[Element data from apps and pages]
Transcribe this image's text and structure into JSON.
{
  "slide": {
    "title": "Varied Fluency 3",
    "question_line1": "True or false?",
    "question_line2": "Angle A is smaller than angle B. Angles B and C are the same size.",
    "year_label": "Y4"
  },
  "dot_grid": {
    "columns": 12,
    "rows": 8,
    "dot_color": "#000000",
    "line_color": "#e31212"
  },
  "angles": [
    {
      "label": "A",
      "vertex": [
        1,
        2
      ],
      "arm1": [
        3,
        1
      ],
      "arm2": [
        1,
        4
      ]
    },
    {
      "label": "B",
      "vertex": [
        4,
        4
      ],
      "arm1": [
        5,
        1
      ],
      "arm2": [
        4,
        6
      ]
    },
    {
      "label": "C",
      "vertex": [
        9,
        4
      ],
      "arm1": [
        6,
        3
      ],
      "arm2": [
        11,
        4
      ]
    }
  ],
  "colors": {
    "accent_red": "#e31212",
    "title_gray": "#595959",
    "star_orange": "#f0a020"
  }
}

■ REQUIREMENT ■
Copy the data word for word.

■ SOLUTION FOR THIS PROBLEM ■
Transcribe this image's text and structure into JSON.
{
  "slide": {
    "title": "Varied Fluency 3",
    "question_line1": "True or false?",
    "question_line2": "Angle A is smaller than angle B. Angles B and C are the same size.",
    "year_label": "Y4"
  },
  "dot_grid": {
    "columns": 12,
    "rows": 8,
    "dot_color": "#000000",
    "line_color": "#e31212"
  },
  "angles": [
    {
      "label": "A",
      "vertex": [
        1,
        2
      ],
      "arm1": [
        3,
        1
      ],
      "arm2": [
        1,
        4
      ]
    },
    {
      "label": "B",
      "vertex": [
        4,
        4
      ],
      "arm1": [
        5,
        1
      ],
      "arm2": [
        4,
        6
      ]
    },
    {
      "label": "C",
      "vertex": [
        9,
        4
      ],
      "arm1": [
        6,
        3
      ],
      "arm2": [
        11,
        4
      ]
    }
  ],
  "colors": {
    "accent_red": "#e31212",
    "title_gray": "#595959",
    "star_orange": "#f0a020"
  }
}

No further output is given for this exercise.